Immerse yourself in some of the most intriguing topics facing social work today, when you select one of the seven 3-hour intensive Pre-Conference workshops below.
All seven preconference workshops take place on Wednesday, June 22, from 11:30 am – 2:30 pm. By arriving early, you’ll not only get a head start on your training, but also earn 3 CE Contact Hours!
Advanced registration and additional fees are required for preconference workshops, and you must be registered for the 2016 NASW National Conference to register for a workshop.
Social workers have long played an integral role in advance care planning. Multiple developments, such as National Healthcare Decisions Day and the 2014 Institute of Medicine report Dying in America have made clear that advance care planning is vital to person-centered care, especially as people age.

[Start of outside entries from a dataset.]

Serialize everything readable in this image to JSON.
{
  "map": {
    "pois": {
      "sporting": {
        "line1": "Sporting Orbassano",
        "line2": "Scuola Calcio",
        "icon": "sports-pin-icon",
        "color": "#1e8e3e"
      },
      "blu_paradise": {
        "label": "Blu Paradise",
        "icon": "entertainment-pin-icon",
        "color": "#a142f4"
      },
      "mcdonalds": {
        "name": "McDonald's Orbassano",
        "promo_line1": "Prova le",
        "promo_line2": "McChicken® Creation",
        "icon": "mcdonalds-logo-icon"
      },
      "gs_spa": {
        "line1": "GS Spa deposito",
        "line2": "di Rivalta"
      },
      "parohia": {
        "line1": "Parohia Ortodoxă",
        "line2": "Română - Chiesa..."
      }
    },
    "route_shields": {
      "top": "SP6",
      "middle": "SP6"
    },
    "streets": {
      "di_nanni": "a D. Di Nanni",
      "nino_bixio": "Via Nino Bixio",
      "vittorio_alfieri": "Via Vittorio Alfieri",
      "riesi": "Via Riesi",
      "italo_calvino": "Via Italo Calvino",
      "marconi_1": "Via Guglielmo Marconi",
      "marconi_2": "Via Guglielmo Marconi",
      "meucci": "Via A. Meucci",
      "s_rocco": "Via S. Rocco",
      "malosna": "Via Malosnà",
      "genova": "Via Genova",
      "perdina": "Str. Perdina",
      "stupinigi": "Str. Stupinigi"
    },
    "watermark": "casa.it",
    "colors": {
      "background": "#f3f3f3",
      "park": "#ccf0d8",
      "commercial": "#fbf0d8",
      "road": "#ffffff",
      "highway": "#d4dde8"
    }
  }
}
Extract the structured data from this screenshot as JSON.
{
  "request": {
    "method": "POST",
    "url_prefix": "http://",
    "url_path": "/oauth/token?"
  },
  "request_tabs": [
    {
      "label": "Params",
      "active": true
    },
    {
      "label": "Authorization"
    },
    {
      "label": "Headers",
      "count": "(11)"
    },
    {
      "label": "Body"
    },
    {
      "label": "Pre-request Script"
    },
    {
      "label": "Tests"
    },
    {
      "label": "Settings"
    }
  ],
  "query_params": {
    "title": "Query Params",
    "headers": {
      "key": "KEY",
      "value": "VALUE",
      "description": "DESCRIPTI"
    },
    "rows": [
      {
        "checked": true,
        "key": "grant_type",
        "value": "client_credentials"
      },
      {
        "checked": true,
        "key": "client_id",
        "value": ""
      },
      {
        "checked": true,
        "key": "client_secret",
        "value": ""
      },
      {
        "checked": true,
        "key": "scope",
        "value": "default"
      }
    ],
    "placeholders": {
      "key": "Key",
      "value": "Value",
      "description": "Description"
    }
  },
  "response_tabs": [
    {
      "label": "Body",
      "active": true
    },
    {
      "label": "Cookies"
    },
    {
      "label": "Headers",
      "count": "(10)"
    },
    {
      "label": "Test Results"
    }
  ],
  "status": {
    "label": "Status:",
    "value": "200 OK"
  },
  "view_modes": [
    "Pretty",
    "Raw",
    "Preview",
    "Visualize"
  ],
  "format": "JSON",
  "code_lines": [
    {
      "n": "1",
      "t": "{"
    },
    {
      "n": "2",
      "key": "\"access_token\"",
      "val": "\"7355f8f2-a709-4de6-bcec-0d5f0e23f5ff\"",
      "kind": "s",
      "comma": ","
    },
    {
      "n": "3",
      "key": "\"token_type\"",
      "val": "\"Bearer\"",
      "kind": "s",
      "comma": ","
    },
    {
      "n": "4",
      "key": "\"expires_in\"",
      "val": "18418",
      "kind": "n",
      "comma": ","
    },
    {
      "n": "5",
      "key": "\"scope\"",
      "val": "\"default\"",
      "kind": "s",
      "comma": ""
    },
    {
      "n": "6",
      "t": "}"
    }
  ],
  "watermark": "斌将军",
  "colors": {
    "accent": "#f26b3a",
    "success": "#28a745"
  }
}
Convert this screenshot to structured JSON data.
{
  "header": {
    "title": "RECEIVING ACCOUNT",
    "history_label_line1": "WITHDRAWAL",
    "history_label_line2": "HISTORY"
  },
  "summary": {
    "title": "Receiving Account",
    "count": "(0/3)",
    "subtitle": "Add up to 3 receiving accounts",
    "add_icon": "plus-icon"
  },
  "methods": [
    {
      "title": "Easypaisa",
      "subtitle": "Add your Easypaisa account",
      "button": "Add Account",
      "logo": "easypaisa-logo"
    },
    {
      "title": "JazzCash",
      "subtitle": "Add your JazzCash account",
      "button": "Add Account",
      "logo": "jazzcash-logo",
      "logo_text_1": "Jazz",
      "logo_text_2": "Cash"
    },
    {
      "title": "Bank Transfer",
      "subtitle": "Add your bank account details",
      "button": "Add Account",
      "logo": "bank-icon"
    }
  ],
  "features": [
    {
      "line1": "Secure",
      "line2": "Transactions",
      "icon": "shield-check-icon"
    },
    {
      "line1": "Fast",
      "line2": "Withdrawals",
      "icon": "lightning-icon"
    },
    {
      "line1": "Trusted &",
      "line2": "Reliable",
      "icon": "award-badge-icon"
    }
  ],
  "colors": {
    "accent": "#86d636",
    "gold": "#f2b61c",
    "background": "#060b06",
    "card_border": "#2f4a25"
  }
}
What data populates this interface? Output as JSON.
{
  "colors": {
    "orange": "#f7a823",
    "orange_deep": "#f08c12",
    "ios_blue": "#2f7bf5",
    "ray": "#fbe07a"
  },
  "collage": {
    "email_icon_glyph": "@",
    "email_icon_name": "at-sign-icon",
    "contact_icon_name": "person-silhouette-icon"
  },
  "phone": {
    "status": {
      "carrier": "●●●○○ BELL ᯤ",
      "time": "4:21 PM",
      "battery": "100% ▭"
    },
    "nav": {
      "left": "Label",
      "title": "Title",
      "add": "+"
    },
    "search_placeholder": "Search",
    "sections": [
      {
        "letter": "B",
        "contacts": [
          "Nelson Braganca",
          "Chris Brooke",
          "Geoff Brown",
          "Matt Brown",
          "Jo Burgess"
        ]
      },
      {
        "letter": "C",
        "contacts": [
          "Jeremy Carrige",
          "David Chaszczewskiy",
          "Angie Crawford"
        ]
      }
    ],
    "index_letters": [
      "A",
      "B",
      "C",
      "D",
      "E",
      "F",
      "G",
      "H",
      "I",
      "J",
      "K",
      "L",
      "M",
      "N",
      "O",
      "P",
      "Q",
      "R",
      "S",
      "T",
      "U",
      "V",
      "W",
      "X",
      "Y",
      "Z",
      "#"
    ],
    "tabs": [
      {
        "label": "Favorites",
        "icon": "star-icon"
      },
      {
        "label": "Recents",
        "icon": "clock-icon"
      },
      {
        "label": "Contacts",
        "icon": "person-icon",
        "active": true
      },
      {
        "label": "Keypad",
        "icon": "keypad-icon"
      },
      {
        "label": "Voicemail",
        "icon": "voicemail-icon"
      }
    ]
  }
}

This pre-conference workshop will emphasize the social work role in facilitating ongoing communication regarding advance care planning among older adults, families (whether legal or chosen), and health care teams. The session will engage practitioners in creative, culturally competent approaches to advance care planning that go beyond completion of advance directives and a “one-size-fits-all” model.
Harm Reductive Social Work Practice (HRSWP) is an amalgam of three major practice methods: cognitive-behavioral methods, motivational interviewing techniques, and harm reduction. This pre-conference session will help participants understand how this method can be utilized across fields of practice and learn about methods of social work to reduce client risk and improve clinical outcomes. Attendees will develop a comprehensive understanding and recognition of the multiple ways in which HRSWP improves commitment to treatment goals, clinical outcomes, and treatment follow through. The use of professional social work ethics to guide HRSWP and make critical decisions related to client care is highlighted.
Maurice Fisher, PhD, ACSW, LCSW, Mental Health Therapist, Roanoke Resources, Roanoke, VA
Social workers lead major programs within the Veterans Health Administration (VHA). As the largest employer of master’s level social workers, social work celebrates 90 years as a profession within VHA during 2016. This pre-conference workshop will provide attendees an opportunity to learn about two significant national programs within VHA, which have allowed for expanded services and supports for Veterans, their families, and caregivers. The VA’s National Homeless Program has permanently housed, rapidly rehoused, or prevented nearly 230,000 Veterans and their family members from falling into homelessness and the VA’s Caregiver Support Program has provided unprecedented services and supports to more than 30,000 family caregivers of Veterans. Participants will also hear directly from the social work leaders who championed their creation and nation-wide implementation.
Laura Taylor, National Director, Social Work, U.S. Department of Veterans Affairs, Washington, DC
Lisa Pape, MSW, National Director, Homeless Programs, Veterans Health Administration, U.S. Department of Veterans Affairs, Washington, DC
Margaret Kabat, MSW, National Director, Caregiving Support Programs, U.S. Department of Veterans Affairs, Washington, DC
Leadership and cultural competency skills are essential components of successful interventions with individuals, families, and communities. This pre-conference workshop provides participants knowledge and understanding of the revised 2015 NASW Standards and Indicators for Cultural Competence in Social Work Practice. This session will examine the challenges and complexities of culturally competent practice in a changing society; explore attitudes, beliefs and understandings of culture and cultural competency; and identify the challenges and opportunities in practice, organizations and community settings using specific examples. Participants will also be introduced to expanded concepts of culture; cultural humility and intersectionality; linguistic and communication issues: and leadership strategies to promote cultural competence from a micro, mezzo and macro- perspective.
This pre-conference workshop, is sponsored by the NASW Assurance Services (ASI), and describes the most significant malpractice risks in social work today and numerous methods of mitigating and reducing one’s risk of being sued for malpractice. The session will cover key concepts in risk management (e.g., confidentiality and its exceptions, duty to warn, and informed consent) and will also reveal the major reasons why social workers are sued and what they can do to decrease those risks. This presentation is intended for social workers across all settings and positions, not just the clinical, therapeutic mental health setting.
Social workers provide a range of services in increasingly complex environments and often engage in risky situations without the proper safety training and supports. This session, led by an Occupational Safety and Health Administration (OSHA) expert, offers a balanced and ethical approach to self-care and workplace safety. Participants will learn techniques for remaining calm, verbal de-escalation and boundary-setting. Participants will also have the opportunity to practice various physical drills that can be used to protect themselves in everyday situations at work and in the field.
Janet Nelson, ACSW, LCSW, Founder, Everyday Self Defense © for Social Workers, Tallahassee, FL
Starting a private practice is very attractive to social workers looking to be the primary decision-makers in an independent work environment. Although the services provided in a private practice are clinical, it is important to remember that it is also a business that requires preparation, organization, and a business plan to be successful. This workshop will focus on DMS 5, billing practices, business liabilities, malpractice insurance and other valuable resources needed. It will also provide fifteen essentials steps to running a successful Private Practice.